Send to

Choose Destination
Mol Cell Biochem. 1988 Dec;84(2):123-31.

Superoxide dismutase for therapeutic use: clinical experience, dead ends and hopes.

Author information

Grünenthal GmbH, Center of Research, Aachen, FRG.


The clinical trials performed with bovine superoxide dismutase (SOD) are reviewed. SOD, applied intraarticularly at a dosage of 2-16 mg, proved to be effective in osteoarthritis of the knee joint in three placebo-controlled and one steroid-controlled double-blind trials. Its efficacy in other inflammatory joint disorders is documented by uncontrolled trials. Similarly, some controlled and many open studies support the efficacy of locally injected SOD in periarticular inflammation. Systemic treatment of rheumatoid arthritis by SOD at the dosages indicated yielded disappointing results. Well documented, though open uncontrolled studies demonstrated beneficial effects of locally administered SOD in radiation cystitis, interstitial cystitis and Peyronie's disease. Tolerance is good, but allergic reactions at low incidence have to be anticipated. Human SOD derived from recombinant microorganisms is being developed to explore its therapeutic potential particularly in ischemia-reperfusion damage, adult respiratory distress or similar conditions.
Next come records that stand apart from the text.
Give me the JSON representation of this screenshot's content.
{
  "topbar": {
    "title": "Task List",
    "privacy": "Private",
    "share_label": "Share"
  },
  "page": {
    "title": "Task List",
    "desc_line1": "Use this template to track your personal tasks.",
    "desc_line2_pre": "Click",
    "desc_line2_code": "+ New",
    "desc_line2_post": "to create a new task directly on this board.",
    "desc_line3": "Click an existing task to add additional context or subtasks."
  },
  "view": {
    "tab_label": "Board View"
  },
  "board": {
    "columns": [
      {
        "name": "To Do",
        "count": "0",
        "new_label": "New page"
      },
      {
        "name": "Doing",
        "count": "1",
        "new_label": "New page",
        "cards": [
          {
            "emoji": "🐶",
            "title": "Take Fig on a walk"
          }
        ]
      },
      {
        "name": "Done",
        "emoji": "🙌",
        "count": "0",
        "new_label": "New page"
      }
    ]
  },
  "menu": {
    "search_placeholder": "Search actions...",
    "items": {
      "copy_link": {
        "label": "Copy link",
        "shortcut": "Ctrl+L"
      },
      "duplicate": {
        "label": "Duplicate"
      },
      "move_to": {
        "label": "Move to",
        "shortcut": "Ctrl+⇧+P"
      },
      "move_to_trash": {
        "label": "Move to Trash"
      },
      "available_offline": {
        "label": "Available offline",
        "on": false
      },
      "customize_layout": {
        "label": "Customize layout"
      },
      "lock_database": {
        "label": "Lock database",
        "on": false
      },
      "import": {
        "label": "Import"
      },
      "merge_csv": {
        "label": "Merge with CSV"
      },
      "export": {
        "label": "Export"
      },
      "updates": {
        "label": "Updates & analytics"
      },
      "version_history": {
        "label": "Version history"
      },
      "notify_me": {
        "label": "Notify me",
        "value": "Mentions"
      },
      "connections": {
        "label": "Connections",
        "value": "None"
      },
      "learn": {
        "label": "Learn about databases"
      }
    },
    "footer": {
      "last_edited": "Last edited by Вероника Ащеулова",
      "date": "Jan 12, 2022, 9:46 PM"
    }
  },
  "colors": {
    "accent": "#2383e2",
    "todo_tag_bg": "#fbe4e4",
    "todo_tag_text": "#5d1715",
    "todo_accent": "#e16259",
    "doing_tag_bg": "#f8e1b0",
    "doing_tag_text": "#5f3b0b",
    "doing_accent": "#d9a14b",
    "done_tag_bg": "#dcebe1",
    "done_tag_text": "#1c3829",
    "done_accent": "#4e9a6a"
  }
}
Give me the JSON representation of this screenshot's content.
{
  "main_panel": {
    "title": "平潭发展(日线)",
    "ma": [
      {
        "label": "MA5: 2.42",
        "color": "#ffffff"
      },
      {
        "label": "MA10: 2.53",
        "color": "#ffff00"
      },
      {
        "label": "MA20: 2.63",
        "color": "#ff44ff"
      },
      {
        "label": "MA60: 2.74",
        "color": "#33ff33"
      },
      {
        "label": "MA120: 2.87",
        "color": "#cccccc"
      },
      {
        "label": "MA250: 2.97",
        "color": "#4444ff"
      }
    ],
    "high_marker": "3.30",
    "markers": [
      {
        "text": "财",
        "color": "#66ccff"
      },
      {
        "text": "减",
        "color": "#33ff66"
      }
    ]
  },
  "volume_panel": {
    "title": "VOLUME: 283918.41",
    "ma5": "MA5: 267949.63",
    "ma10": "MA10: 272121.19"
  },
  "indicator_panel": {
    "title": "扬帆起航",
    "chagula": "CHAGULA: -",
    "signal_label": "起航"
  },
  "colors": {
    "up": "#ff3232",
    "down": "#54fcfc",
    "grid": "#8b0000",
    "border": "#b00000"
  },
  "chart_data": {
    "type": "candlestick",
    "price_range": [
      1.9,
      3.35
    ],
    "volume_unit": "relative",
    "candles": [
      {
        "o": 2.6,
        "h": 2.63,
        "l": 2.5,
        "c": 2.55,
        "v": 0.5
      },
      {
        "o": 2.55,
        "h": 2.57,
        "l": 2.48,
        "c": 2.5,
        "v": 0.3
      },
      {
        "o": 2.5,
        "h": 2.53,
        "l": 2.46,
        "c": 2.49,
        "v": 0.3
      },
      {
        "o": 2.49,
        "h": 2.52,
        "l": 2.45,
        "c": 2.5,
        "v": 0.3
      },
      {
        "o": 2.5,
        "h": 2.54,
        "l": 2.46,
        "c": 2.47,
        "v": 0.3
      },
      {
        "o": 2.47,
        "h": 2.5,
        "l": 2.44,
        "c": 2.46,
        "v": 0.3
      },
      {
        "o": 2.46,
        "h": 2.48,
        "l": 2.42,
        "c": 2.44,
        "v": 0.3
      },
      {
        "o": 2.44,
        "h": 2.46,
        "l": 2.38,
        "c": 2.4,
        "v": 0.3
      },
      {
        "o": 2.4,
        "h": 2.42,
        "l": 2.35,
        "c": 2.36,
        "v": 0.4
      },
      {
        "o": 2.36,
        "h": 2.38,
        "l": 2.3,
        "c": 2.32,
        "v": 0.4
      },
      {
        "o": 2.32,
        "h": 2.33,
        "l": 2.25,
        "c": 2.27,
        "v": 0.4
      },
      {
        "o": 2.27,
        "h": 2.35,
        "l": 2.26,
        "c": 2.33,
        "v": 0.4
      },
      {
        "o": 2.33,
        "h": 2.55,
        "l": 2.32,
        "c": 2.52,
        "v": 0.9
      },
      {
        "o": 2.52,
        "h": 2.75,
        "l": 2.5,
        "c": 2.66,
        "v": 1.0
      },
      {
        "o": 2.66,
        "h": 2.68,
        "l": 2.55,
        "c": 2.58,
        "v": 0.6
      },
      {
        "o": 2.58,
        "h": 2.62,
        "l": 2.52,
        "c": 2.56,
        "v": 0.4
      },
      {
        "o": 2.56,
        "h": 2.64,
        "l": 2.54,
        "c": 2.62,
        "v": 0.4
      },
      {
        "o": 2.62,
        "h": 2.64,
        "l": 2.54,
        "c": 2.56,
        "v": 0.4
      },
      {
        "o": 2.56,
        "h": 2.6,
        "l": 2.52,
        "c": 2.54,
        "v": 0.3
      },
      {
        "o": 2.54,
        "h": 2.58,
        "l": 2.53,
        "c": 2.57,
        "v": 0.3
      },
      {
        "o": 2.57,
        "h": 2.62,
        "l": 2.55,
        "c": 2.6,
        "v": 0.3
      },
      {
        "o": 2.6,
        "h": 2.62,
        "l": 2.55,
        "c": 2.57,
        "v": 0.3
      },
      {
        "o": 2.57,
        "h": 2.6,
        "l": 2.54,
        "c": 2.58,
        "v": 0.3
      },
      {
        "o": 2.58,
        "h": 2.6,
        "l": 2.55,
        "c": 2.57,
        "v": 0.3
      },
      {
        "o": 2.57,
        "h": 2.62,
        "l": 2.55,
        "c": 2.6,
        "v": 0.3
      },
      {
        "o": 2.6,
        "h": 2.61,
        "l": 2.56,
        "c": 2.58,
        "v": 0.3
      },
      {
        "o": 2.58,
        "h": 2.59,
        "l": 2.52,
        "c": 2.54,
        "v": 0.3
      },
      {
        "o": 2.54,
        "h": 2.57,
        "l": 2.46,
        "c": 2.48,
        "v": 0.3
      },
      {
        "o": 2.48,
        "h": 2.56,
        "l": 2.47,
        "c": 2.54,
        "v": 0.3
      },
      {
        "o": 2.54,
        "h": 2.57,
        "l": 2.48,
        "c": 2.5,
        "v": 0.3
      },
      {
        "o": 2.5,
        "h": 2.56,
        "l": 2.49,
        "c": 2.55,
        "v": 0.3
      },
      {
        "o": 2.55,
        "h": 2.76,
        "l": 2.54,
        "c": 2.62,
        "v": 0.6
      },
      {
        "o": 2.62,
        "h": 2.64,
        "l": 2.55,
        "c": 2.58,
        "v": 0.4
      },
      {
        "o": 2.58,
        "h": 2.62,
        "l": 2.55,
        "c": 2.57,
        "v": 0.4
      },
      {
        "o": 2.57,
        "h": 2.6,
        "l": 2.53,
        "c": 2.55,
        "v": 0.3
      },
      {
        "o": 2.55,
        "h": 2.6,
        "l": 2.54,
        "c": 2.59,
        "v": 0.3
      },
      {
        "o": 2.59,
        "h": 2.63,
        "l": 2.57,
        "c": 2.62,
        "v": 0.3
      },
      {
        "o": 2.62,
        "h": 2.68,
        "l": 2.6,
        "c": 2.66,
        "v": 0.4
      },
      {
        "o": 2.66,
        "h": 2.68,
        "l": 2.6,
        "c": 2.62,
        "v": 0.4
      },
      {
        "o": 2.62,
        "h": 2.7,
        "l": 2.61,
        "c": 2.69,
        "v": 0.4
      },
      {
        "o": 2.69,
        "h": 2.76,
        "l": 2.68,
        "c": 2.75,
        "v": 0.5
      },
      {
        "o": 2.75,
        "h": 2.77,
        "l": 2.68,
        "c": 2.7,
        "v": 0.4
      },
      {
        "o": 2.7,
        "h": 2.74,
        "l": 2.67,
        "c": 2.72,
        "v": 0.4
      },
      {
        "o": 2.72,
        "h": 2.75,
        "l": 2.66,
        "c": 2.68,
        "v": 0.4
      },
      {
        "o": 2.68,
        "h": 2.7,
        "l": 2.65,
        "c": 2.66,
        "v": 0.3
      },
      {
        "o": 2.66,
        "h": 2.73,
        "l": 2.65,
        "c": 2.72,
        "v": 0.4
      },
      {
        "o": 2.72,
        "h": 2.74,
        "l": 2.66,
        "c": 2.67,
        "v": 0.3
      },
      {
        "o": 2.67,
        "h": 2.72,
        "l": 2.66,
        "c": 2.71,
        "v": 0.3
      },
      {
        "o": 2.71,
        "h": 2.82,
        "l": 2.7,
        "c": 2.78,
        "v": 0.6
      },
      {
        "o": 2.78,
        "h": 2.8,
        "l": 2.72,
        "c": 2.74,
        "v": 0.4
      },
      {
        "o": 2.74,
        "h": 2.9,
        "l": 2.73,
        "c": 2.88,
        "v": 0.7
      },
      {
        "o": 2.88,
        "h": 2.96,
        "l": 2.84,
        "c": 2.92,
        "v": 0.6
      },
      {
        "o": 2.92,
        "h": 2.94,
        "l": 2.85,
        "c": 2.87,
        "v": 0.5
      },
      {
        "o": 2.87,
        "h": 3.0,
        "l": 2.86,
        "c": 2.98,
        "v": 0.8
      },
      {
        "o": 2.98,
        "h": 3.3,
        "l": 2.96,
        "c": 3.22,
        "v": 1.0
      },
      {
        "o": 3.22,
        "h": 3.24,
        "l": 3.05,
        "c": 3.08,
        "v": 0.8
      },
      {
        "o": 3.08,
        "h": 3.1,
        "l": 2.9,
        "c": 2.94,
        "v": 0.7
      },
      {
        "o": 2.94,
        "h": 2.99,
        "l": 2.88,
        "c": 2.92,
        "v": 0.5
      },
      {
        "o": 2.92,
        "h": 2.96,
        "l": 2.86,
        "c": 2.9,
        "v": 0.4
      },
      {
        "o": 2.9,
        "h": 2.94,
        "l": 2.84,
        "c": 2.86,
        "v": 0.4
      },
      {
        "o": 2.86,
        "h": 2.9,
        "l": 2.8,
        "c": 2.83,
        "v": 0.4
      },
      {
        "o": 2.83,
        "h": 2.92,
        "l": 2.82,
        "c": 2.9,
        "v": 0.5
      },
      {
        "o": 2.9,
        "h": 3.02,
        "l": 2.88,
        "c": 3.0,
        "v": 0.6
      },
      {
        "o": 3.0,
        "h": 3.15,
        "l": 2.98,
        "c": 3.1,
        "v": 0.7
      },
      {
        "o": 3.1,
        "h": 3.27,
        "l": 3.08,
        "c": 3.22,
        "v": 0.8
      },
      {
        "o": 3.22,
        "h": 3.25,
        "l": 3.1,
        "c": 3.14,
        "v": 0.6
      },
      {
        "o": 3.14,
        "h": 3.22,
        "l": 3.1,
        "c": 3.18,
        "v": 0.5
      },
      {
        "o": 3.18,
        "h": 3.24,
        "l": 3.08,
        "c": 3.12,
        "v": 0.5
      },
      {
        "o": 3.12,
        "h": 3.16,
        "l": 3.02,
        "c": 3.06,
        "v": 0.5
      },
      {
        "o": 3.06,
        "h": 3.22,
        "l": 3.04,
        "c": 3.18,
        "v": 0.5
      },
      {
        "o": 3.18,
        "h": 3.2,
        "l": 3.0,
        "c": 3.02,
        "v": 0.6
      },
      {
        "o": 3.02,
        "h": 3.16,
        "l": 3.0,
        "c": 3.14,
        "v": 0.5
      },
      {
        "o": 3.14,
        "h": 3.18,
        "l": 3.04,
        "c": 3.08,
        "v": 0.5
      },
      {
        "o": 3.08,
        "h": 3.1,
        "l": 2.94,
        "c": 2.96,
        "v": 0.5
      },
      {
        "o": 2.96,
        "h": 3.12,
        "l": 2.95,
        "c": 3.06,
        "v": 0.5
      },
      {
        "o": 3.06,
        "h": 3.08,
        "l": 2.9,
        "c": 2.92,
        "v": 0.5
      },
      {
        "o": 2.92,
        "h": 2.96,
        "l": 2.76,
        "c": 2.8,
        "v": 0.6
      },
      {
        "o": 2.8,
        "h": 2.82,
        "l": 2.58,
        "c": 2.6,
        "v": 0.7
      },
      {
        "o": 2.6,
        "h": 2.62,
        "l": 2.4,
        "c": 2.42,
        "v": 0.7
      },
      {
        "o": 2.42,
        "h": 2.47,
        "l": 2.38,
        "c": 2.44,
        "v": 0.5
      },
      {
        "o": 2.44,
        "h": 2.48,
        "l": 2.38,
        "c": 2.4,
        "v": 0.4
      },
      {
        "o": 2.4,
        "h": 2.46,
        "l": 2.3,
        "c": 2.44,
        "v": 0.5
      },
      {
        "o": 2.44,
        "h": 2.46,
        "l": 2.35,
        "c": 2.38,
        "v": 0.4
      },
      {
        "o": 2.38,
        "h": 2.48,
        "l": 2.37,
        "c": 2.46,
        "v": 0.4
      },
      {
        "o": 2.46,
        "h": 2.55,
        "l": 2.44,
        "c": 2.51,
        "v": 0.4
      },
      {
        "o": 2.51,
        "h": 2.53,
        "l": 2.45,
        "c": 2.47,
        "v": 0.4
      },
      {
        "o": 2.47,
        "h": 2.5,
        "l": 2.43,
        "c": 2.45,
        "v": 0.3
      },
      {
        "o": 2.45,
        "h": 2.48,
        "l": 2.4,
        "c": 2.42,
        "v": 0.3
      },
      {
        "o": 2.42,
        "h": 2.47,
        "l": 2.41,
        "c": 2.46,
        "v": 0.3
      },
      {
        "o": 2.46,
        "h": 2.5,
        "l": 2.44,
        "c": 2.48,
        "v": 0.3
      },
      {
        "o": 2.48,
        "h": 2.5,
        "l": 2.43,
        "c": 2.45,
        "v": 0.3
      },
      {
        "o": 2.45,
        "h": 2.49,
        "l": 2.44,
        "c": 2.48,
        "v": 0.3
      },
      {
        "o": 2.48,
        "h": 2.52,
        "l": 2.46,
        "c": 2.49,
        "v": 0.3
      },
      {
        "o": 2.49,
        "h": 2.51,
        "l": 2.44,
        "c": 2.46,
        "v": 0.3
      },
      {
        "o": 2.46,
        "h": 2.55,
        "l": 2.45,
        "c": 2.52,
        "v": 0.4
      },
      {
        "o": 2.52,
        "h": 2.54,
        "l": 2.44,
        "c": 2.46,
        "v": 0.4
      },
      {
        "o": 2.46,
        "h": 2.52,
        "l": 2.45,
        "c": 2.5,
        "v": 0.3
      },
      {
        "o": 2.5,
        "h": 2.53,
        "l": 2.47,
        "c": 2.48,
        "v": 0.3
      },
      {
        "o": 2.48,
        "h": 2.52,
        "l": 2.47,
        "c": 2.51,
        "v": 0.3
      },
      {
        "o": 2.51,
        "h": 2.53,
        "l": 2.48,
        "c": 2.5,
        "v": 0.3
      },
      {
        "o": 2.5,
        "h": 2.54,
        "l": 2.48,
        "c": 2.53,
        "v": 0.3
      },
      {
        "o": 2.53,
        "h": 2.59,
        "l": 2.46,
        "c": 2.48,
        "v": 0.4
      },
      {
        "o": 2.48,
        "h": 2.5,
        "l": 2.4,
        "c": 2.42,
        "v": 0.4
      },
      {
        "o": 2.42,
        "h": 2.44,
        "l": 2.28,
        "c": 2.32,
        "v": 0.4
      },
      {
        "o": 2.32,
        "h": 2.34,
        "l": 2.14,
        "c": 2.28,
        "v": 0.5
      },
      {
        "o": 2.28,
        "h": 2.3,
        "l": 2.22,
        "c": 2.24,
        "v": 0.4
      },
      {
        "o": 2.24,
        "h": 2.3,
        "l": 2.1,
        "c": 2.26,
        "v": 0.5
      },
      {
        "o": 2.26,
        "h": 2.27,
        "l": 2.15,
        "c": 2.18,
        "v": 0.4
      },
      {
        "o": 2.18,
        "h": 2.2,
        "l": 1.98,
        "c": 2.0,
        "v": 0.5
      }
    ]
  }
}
[Indexed for MEDLINE]

Supplemental Content

Loading ...
Support Center